The IHHC is enrolled in FWC’s Antlerless Deer Permit Program and receives about 24 antlerless tags per year (1/150 acres).  The Club has occasionally collected harvest records in the past, but complete records are lacking due to the lack of enforcement for collecting data.  The club has recently instituted antler point restrictions for bucks and now all bucks harvested must have at least 8 points and have an inside spread that is wider than the ears when the deer’s ears are in an alert position.


After the field tour, we met in the office to discuss our observations with Bob and provided some suggestions.


Narrative describing the assistance that was provided.

The following list of verbal recommendations were provided during the meeting and property tour. 
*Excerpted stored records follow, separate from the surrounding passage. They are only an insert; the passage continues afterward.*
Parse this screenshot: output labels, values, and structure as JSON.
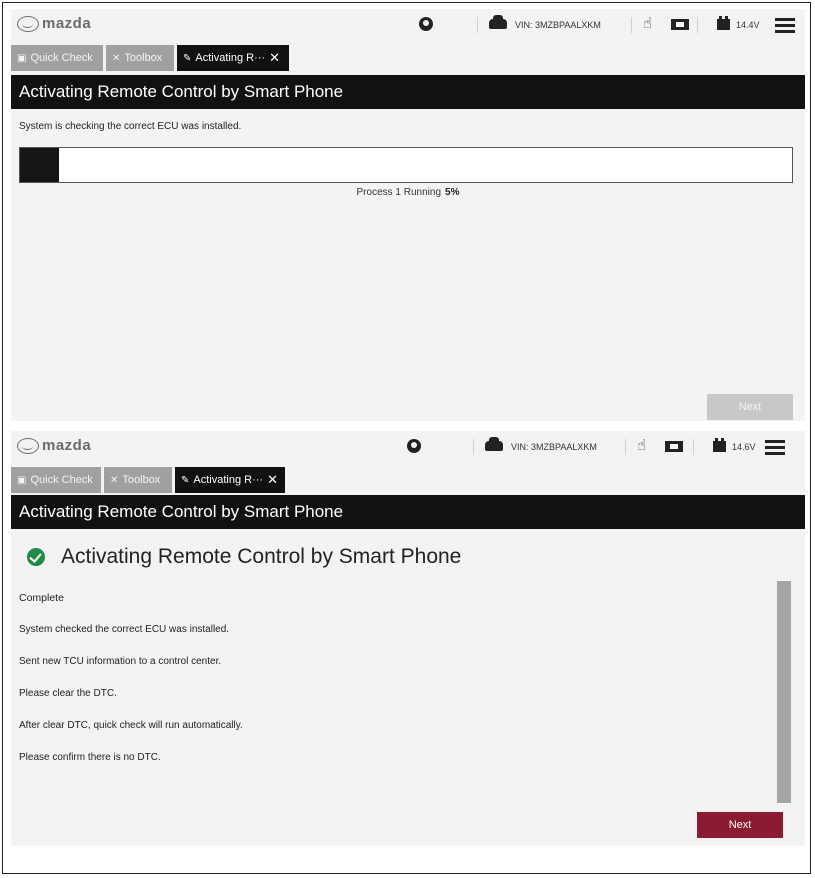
{
  "brand": {
    "logo_text": "mazda"
  },
  "status_bar_1": {
    "vin": "VIN: 3MZBPAALXKM",
    "voltage": "14.4V"
  },
  "status_bar_2": {
    "vin": "VIN: 3MZBPAALXKM",
    "voltage": "14.6V"
  },
  "tabs": {
    "quick_check": "Quick Check",
    "toolbox": "Toolbox",
    "active": "Activating R···",
    "close_glyph": "✕"
  },
  "screen1": {
    "title": "Activating Remote Control by Smart Phone",
    "status_message": "System is checking the correct ECU was installed.",
    "progress_label": "Process 1 Running",
    "progress_percent_text": "5%",
    "progress_value": 0.05,
    "next_label": "Next"
  },
  "screen2": {
    "title": "Activating Remote Control by Smart Phone",
    "heading": "Activating Remote Control by Smart Phone",
    "messages": [
      "Complete",
      "System checked the correct ECU was installed.",
      "Sent new TCU information to a control center.",
      "Please clear the DTC.",
      "After clear DTC, quick check will run automatically.",
      "Please confirm there is no DTC."
    ],
    "next_label": "Next"
  },
  "colors": {
    "title_bar": "#111111",
    "tab_inactive": "#a0a0a0",
    "next_enabled": "#8b1a33",
    "next_disabled": "#c8c8c8",
    "success": "#1e8b46"
  },
  "icons": [
    "mazda-logo",
    "user-icon",
    "car-icon",
    "hand-icon",
    "ecu-icon",
    "battery-icon",
    "menu-icon",
    "briefcase-icon",
    "tools-icon",
    "wrench-icon",
    "close-icon",
    "check-circle-icon"
  ]
}
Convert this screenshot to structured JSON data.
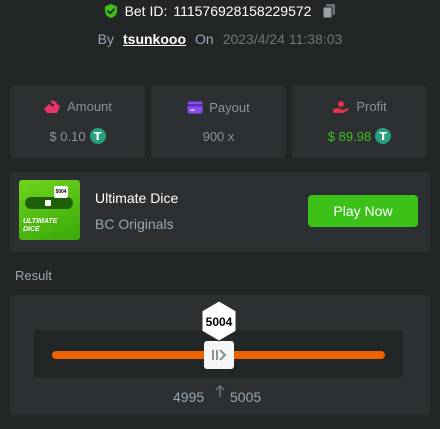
{
  "header": {
    "bet_id_prefix": "Bet ID:",
    "bet_id": "111576928158229572",
    "by_label": "By",
    "username": "tsunkooo",
    "on_label": "On",
    "timestamp": "2023/4/24 11:38:03"
  },
  "stats": {
    "amount_label": "Amount",
    "amount_value": "$ 0.10",
    "payout_label": "Payout",
    "payout_value": "900 x",
    "profit_label": "Profit",
    "profit_value": "$ 89.98",
    "currency_glyph": "T"
  },
  "game": {
    "name": "Ultimate Dice",
    "provider": "BC Originals",
    "thumb_text": "ULTIMATE DICE",
    "thumb_badge": "5004",
    "play_label": "Play Now"
  },
  "result": {
    "label": "Result",
    "roll": "5004",
    "range_low": "4995",
    "range_high": "5005"
  },
  "colors": {
    "background": "#232626",
    "panel": "#2d3032",
    "accent_green": "#3bc117",
    "track_orange": "#ed6300",
    "usdt": "#26a17b"
  }
}
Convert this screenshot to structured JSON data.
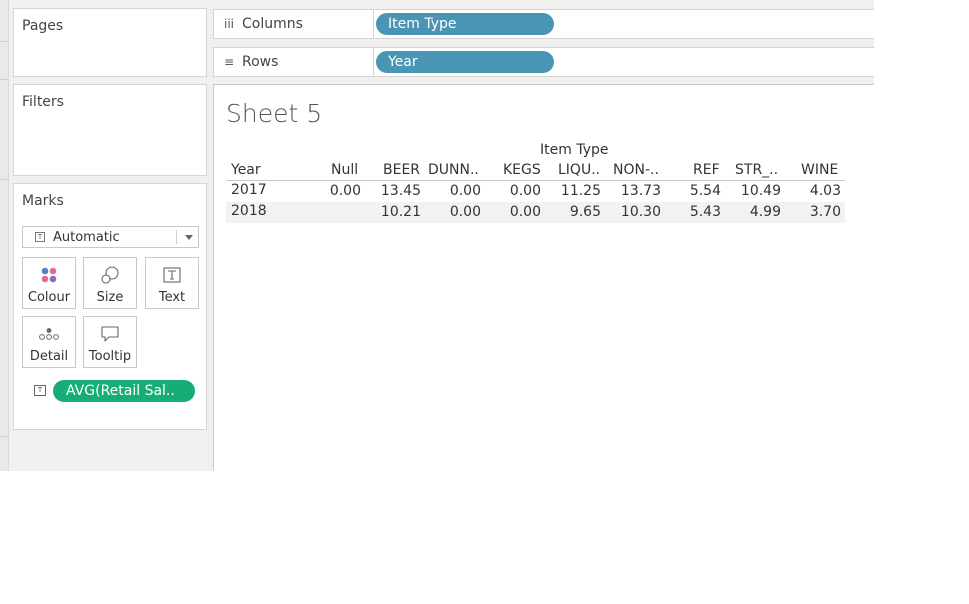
{
  "pages": {
    "title": "Pages"
  },
  "filters": {
    "title": "Filters"
  },
  "marks": {
    "title": "Marks",
    "mark_type": "Automatic",
    "buttons": [
      {
        "label": "Colour",
        "icon": "colour-dots-icon"
      },
      {
        "label": "Size",
        "icon": "size-shapes-icon"
      },
      {
        "label": "Text",
        "icon": "text-box-icon"
      },
      {
        "label": "Detail",
        "icon": "detail-dots-icon"
      },
      {
        "label": "Tooltip",
        "icon": "speech-bubble-icon"
      }
    ],
    "field": "AVG(Retail Sal.."
  },
  "shelves": {
    "columns": {
      "label": "Columns",
      "pill": "Item Type"
    },
    "rows": {
      "label": "Rows",
      "pill": "Year"
    }
  },
  "view": {
    "sheet_title": "Sheet 5",
    "column_group": "Item Type",
    "row_header": "Year",
    "columns": [
      "Null",
      "BEER",
      "DUNN..",
      "KEGS",
      "LIQU..",
      "NON-..",
      "REF",
      "STR_..",
      "WINE"
    ],
    "rows": [
      {
        "year": "2017",
        "values": [
          "0.00",
          "13.45",
          "0.00",
          "0.00",
          "11.25",
          "13.73",
          "5.54",
          "10.49",
          "4.03"
        ]
      },
      {
        "year": "2018",
        "values": [
          "",
          "10.21",
          "0.00",
          "0.00",
          "9.65",
          "10.30",
          "5.43",
          "4.99",
          "3.70"
        ]
      }
    ]
  },
  "colors": {
    "dimension_pill": "#4a95b4",
    "measure_pill": "#17ad77",
    "band": "#f2f2f2"
  }
}
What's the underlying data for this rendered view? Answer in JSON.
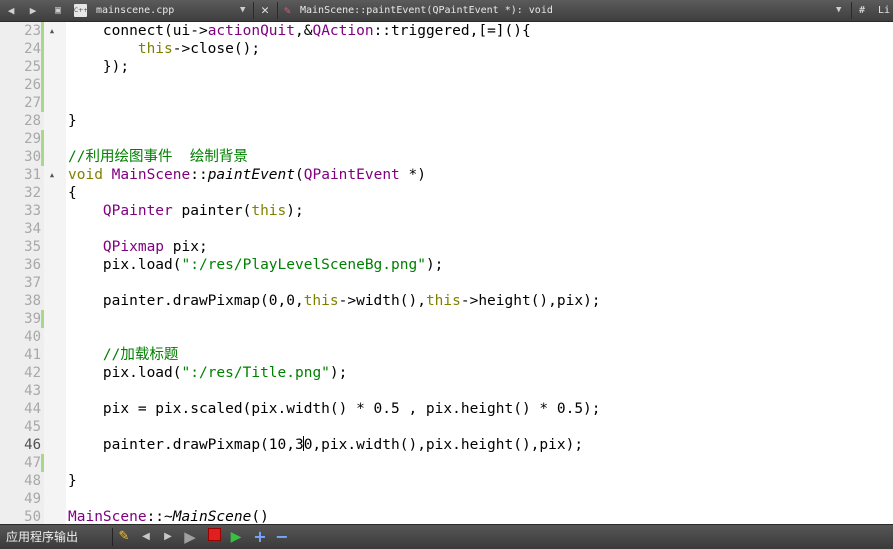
{
  "toolbar": {
    "back_icon": "back-arrow-icon",
    "forward_icon": "forward-arrow-icon",
    "lock_icon": "lock-icon",
    "file_type_icon": "cpp-file-icon",
    "file_type_text": "C++",
    "file_name": "mainscene.cpp",
    "function_name": "MainScene::paintEvent(QPaintEvent *): void",
    "symbol_hash": "#",
    "line_info": "Li"
  },
  "editor": {
    "current_line": "46",
    "lines": [
      {
        "n": "23"
      },
      {
        "n": "24"
      },
      {
        "n": "25"
      },
      {
        "n": "26"
      },
      {
        "n": "27"
      },
      {
        "n": "28"
      },
      {
        "n": "29"
      },
      {
        "n": "30"
      },
      {
        "n": "31"
      },
      {
        "n": "32"
      },
      {
        "n": "33"
      },
      {
        "n": "34"
      },
      {
        "n": "35"
      },
      {
        "n": "36"
      },
      {
        "n": "37"
      },
      {
        "n": "38"
      },
      {
        "n": "39"
      },
      {
        "n": "40"
      },
      {
        "n": "41"
      },
      {
        "n": "42"
      },
      {
        "n": "43"
      },
      {
        "n": "44"
      },
      {
        "n": "45"
      },
      {
        "n": "46"
      },
      {
        "n": "47"
      },
      {
        "n": "48"
      },
      {
        "n": "49"
      },
      {
        "n": "50"
      }
    ],
    "code": {
      "l23": {
        "a": "    connect(ui->",
        "b": "actionQuit",
        "c": ",&",
        "d": "QAction",
        "e": "::triggered,[=](){"
      },
      "l24": {
        "a": "        ",
        "b": "this",
        "c": "->close();"
      },
      "l25": {
        "a": "    });"
      },
      "l28": {
        "a": "}"
      },
      "l30": {
        "a": "//利用绘图事件  绘制背景"
      },
      "l31": {
        "a": "void",
        "b": " ",
        "c": "MainScene",
        "d": "::",
        "e": "paintEvent",
        "f": "(",
        "g": "QPaintEvent",
        "h": " *)"
      },
      "l32": {
        "a": "{"
      },
      "l33": {
        "a": "    ",
        "b": "QPainter",
        "c": " painter(",
        "d": "this",
        "e": ");"
      },
      "l35": {
        "a": "    ",
        "b": "QPixmap",
        "c": " pix;"
      },
      "l36": {
        "a": "    pix.load(",
        "b": "\":/res/PlayLevelSceneBg.png\"",
        "c": ");"
      },
      "l38": {
        "a": "    painter.drawPixmap(0,0,",
        "b": "this",
        "c": "->width(),",
        "d": "this",
        "e": "->height(),pix);"
      },
      "l41": {
        "a": "    //加载标题"
      },
      "l42": {
        "a": "    pix.load(",
        "b": "\":/res/Title.png\"",
        "c": ");"
      },
      "l44": {
        "a": "    pix = pix.scaled(pix.width() * 0.5 , pix.height() * 0.5);"
      },
      "l46": {
        "a": "    painter.drawPixmap(10,3",
        "b": "0,pix.width(),pix.height(),pix);"
      },
      "l48": {
        "a": "}"
      },
      "l50": {
        "a": "MainScene",
        "b": "::~",
        "c": "MainScene",
        "d": "()"
      }
    }
  },
  "bottom": {
    "title": "应用程序输出",
    "clear_icon": "clear-output-icon",
    "prev_icon": "previous-item-icon",
    "next_icon": "next-item-icon",
    "run_icon": "run-icon",
    "stop_icon": "stop-icon",
    "rerun_icon": "rerun-icon",
    "zoom_in_icon": "zoom-in-icon",
    "zoom_out_icon": "zoom-out-icon",
    "plus": "+",
    "minus": "−"
  },
  "colors": {
    "keyword": "#808000",
    "type": "#800080",
    "string": "#008000",
    "comment": "#008000",
    "revision_marker": "#a8d88a",
    "toolbar_bg": "#4a4a4a"
  }
}
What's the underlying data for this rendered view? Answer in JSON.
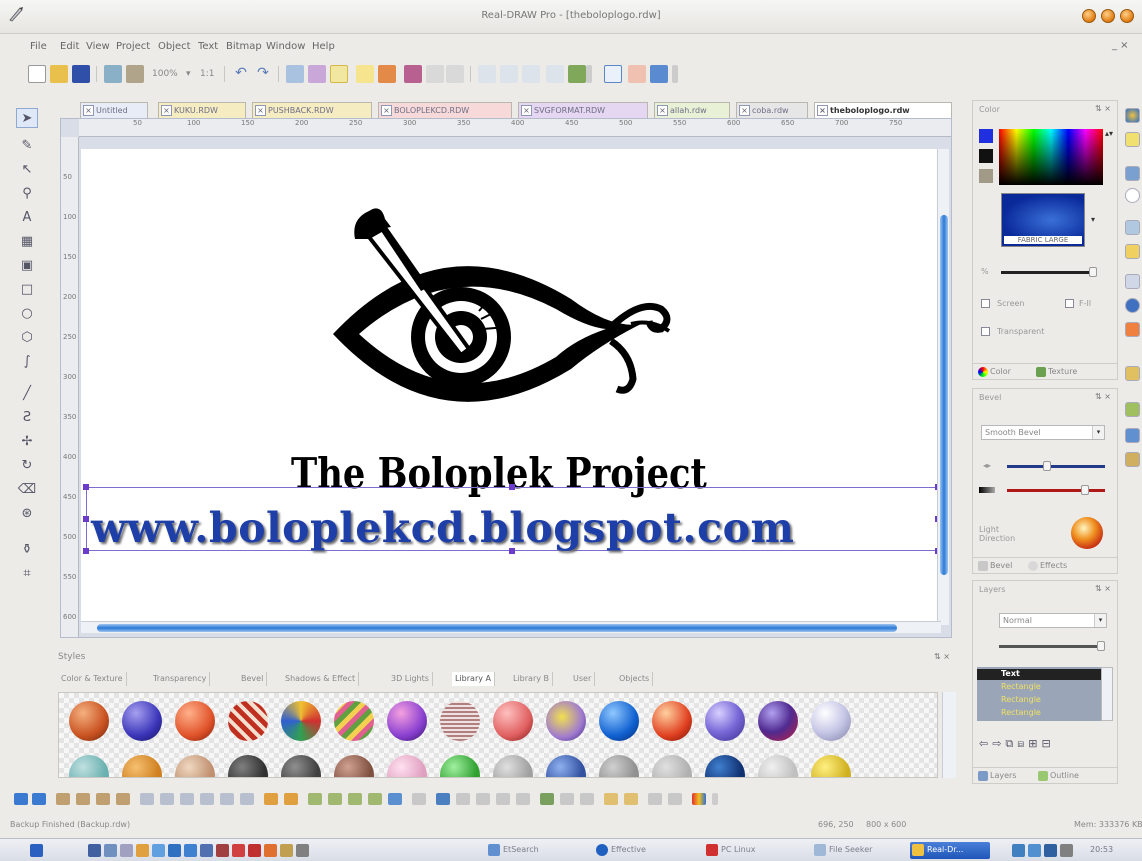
{
  "window": {
    "title": "Real-DRAW Pro - [theboloplogo.rdw]"
  },
  "menu": [
    "File",
    "Edit",
    "View",
    "Project",
    "Object",
    "Text",
    "Bitmap",
    "Window",
    "Help"
  ],
  "mdi_controls": "_ ×",
  "toolbar": {
    "zoom": "100%",
    "ratio": "1:1"
  },
  "doc_tabs": [
    {
      "label": "Untitled",
      "color": "#e8ecf6"
    },
    {
      "label": "KUKU.RDW",
      "color": "#f6ecc2"
    },
    {
      "label": "PUSHBACK.RDW",
      "color": "#f6ecc2"
    },
    {
      "label": "BOLOPLEKCD.RDW",
      "color": "#f7d9d9"
    },
    {
      "label": "SVGFORMAT.RDW",
      "color": "#e5d6f1"
    },
    {
      "label": "allah.rdw",
      "color": "#e8f1d5"
    },
    {
      "label": "coba.rdw",
      "color": "#e6e6e6"
    },
    {
      "label": "theboloplogo.rdw",
      "color": "#ffffff"
    }
  ],
  "ruler_h": [
    "50",
    "100",
    "150",
    "200",
    "250",
    "300",
    "350",
    "400",
    "450",
    "500",
    "550",
    "600",
    "650",
    "700",
    "750"
  ],
  "ruler_v": [
    "50",
    "100",
    "150",
    "200",
    "250",
    "300",
    "350",
    "400",
    "450",
    "500",
    "550",
    "600"
  ],
  "canvas": {
    "logo_title": "The Boloplek Project",
    "url_text": "www.boloplekcd.blogspot.com"
  },
  "styles": {
    "title": "Styles",
    "tabs": [
      "Color & Texture",
      "Transparency",
      "Bevel",
      "Shadows & Effect",
      "3D Lights",
      "Library A",
      "Library B",
      "User",
      "Objects"
    ],
    "active_tab": "Library A"
  },
  "color_panel": {
    "title": "Color",
    "fabric_label": "FABRIC LARGE",
    "screen_label": "Screen",
    "fill_label": "F-Il",
    "transparent_label": "Transparent",
    "tabs": [
      "Color",
      "Texture"
    ]
  },
  "bevel_panel": {
    "title": "Bevel",
    "type": "Smooth Bevel",
    "light_label": "Light\nDirection",
    "tabs": [
      "Bevel",
      "Effects"
    ]
  },
  "layers_panel": {
    "title": "Layers",
    "mode": "Normal",
    "items": [
      "Text",
      "Rectangle",
      "Rectangle",
      "Rectangle"
    ],
    "tabs": [
      "Layers",
      "Outline"
    ]
  },
  "status": {
    "left": "Backup Finished (Backup.rdw)",
    "coords": "696, 250",
    "size": "800 x 600",
    "mem": "Mem: 333376 KB"
  },
  "taskbar": {
    "tasks": [
      "EtSearch",
      "Effective",
      "PC Linux",
      "File Seeker",
      "Real-Dr..."
    ],
    "time": "20:53"
  },
  "colors": {
    "accent": "#2a7ad8",
    "url_blue": "#1f3fa8",
    "selection": "#6a3cc9"
  }
}
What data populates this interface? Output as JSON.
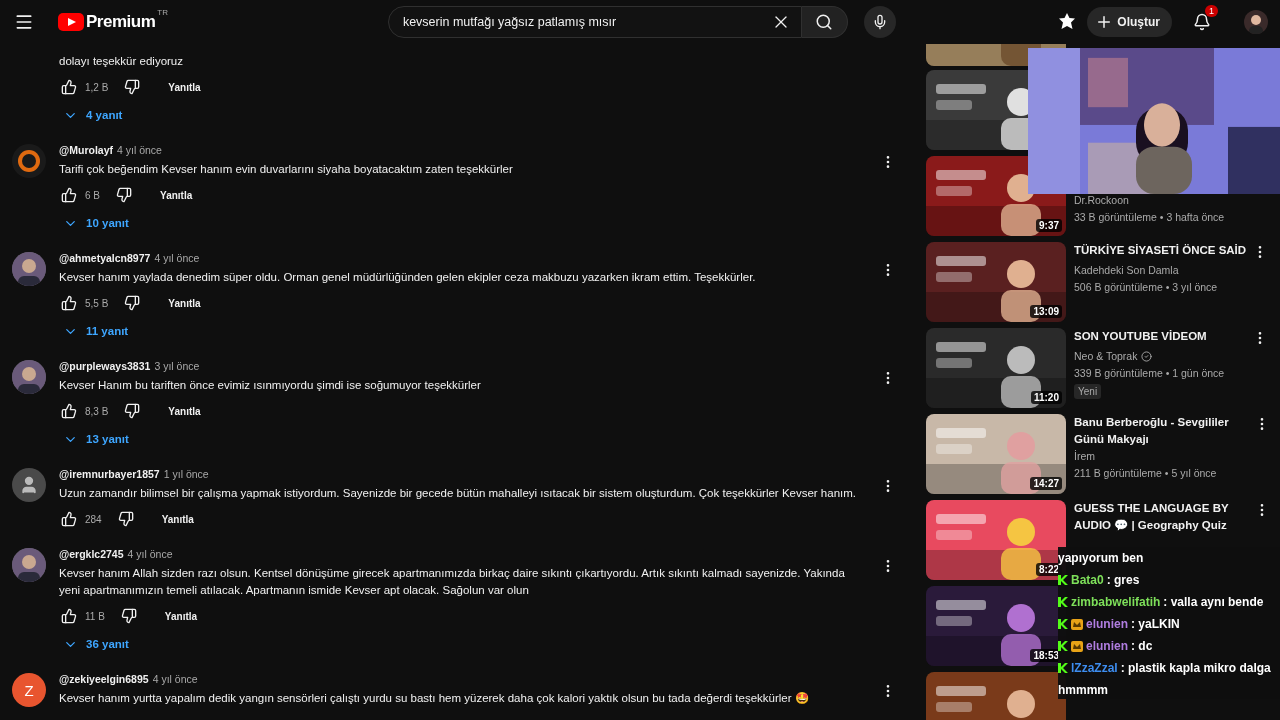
{
  "topbar": {
    "logo_text": "Premium",
    "region": "TR",
    "search_value": "kevserin mutfağı yağsız patlamış mısır",
    "create_label": "Oluştur",
    "notification_count": "1"
  },
  "comments": [
    {
      "text": "dolayı teşekkür ediyoruz",
      "likes": "1,2 B",
      "reply_label": "Yanıtla",
      "replies": "4 yanıt"
    },
    {
      "username": "@Murolayf",
      "time": "4 yıl önce",
      "text": "Tarifi çok beğendim Kevser hanım evin duvarlarını siyaha boyatacaktım zaten teşekkürler",
      "likes": "6 B",
      "reply_label": "Yanıtla",
      "replies": "10 yanıt",
      "avatar": {
        "kind": "emblem"
      }
    },
    {
      "username": "@ahmetyalcn8977",
      "time": "4 yıl önce",
      "text": "Kevser hanım yaylada denedim süper oldu. Orman genel müdürlüğünden gelen ekipler ceza makbuzu yazarken ikram ettim. Teşekkürler.",
      "likes": "5,5 B",
      "reply_label": "Yanıtla",
      "replies": "11 yanıt"
    },
    {
      "username": "@purpleways3831",
      "time": "3 yıl önce",
      "text": "Kevser Hanım bu tariften önce evimiz ısınmıyordu şimdi ise soğumuyor teşekkürler",
      "likes": "8,3 B",
      "reply_label": "Yanıtla",
      "replies": "13 yanıt"
    },
    {
      "username": "@iremnurbayer1857",
      "time": "1 yıl önce",
      "text": "Uzun zamandır bilimsel bir çalışma yapmak istiyordum. Sayenizde bir gecede bütün mahalleyi ısıtacak bir sistem oluşturdum. Çok teşekkürler Kevser hanım.",
      "likes": "284",
      "reply_label": "Yanıtla",
      "avatar": {
        "kind": "default"
      }
    },
    {
      "username": "@ergklc2745",
      "time": "4 yıl önce",
      "text": "Kevser hanım Allah sizden razı olsun. Kentsel dönüşüme girecek apartmanımızda birkaç daire sıkıntı çıkartıyordu. Artık sıkıntı kalmadı sayenizde. Yakında yeni apartmanımızın temeli atılacak. Apartmanın ismide Kevser apt olacak. Sağolun var olun",
      "likes": "11 B",
      "reply_label": "Yanıtla",
      "replies": "36 yanıt"
    },
    {
      "username": "@zekiyeelgin6895",
      "time": "4 yıl önce",
      "text": "Kevser hanım yurtta yapalım dedik yangın sensörleri çalıştı yurdu su bastı hem yüzerek daha çok kalori yaktık olsun bu tada değerdi teşekkürler 🤩",
      "avatar": {
        "kind": "letter",
        "letter": "Z"
      }
    }
  ],
  "videos": [
    {
      "kind": "partial"
    },
    {
      "kind": "video"
    },
    {
      "kind": "video",
      "duration": "9:37",
      "channel": "Dr.Rockoon",
      "meta": "33 B görüntüleme • 3 hafta önce"
    },
    {
      "kind": "video",
      "title": "TÜRKİYE SİYASETİ ÖNCE SAİD",
      "duration": "13:09",
      "channel": "Kadehdeki Son Damla",
      "meta": "506 B görüntüleme • 3 yıl önce"
    },
    {
      "kind": "video",
      "title": "SON YOUTUBE VİDEOM",
      "duration": "11:20",
      "channel": "Neo & Toprak",
      "verified": true,
      "meta": "339 B görüntüleme • 1 gün önce",
      "tag": "Yeni"
    },
    {
      "kind": "video",
      "title": "Banu Berberoğlu - Sevgililer Günü Makyajı",
      "duration": "14:27",
      "channel": "İrem",
      "meta": "211 B görüntüleme • 5 yıl önce"
    },
    {
      "kind": "video",
      "title": "GUESS THE LANGUAGE BY AUDIO 💬 | Geography Quiz",
      "duration": "8:22"
    },
    {
      "kind": "video",
      "duration": "18:53"
    },
    {
      "kind": "video"
    }
  ],
  "chat": [
    {
      "text": "yapıyorum ben"
    },
    {
      "user": "Bata0",
      "text": ": gres",
      "color": "#7ee05a",
      "crown": false
    },
    {
      "user": "zimbabwelifatih",
      "text": ": valla aynı bende",
      "color": "#7ee05a",
      "crown": false
    },
    {
      "user": "elunien",
      "text": ": yaLKIN",
      "color": "#b07de0",
      "crown": true
    },
    {
      "user": "elunien",
      "text": ": dc",
      "color": "#b07de0",
      "crown": true
    },
    {
      "user": "lZzaZzal",
      "text": ": plastik kapla mikro dalga",
      "color": "#3d8df0",
      "crown": false
    },
    {
      "text": "hmmmm"
    }
  ]
}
  1. Make it a priority to manage the native habitat first, and then supplement those efforts with food plots and feeders.  The native habitat needs to be in condition that will support all essential life behaviors of feeding, breeding, nesting, rearing of young, etc.
  2. Treat, and retreat as necessary, all invasive plant species.  HIGHEST PRIORITY – cogon grass and Old World climbing fern.
  3. Continue, and expand, prescribed burning efforts.  Attempt to achieve a 2 to 3-year burn rotation in quail areas and 3 to 5-year rotation in other pine and scrubby flatwoods stands.
  4. Prioritize which stands are to be treated either mechanically and/or with prescribed fire and implement treatment as soon as practical.
  5. Create and maintain activity records for each management unit.
  6. Roller chop, mow, chip, etc. areas with dense mid-story vegetation before applying initial winter burns.
  7. Incorporate growing season burns (March – July) into the burn regime when fuel loads in the management units allow for the safe application of fire.  Growing season burns will promote native grasses and forbs (highly desirable forage for deer) and reduce hardwood and palmetto encroachment better than dormant season (winter) burns.
  8. Consider hiring a consulting forester to assess forest health and the feasibility of timber thinning/harvesting.
  9. Collect soil samples from food plots and submit for testing to get proper liming and fertilizing rates.
  10. Herbicide food plots with a glyphosate-based herbicide to kill weeds.
  11. Disk food plots and apply lime and fertilizer per soil test results.
  12. Maintain feeders with corn or protein pellets as desired.  Relocate stands to a nearby location if current areas become excessively trampled.
  13. Reinstate mandatory annual harvest data collection using existing data sheet but adding three more spaces; one for Jawbone Removed, a second for AGE and a third for Antler Score.  This additional data will be used in conjunction with other biological data to establish a baseline, document changes in age structure, body and antler size and ultimately, guide future management decisions.  FWC can provide jawbone aging and antler scoring services.
  14. Collect jaws from every deer harvested and label (hunter name, deer number, etc.) so it can be matched to the corresponding data sheet.  For bucks that will be mounted, have the taxidermist remove the jaw and return it to the hunter for recording on the harvest log.


Next Steps:

  1. Wait for invitation from IHHC to attend club meeting where FWC will talk to all the members about habitat and hunting recommendations.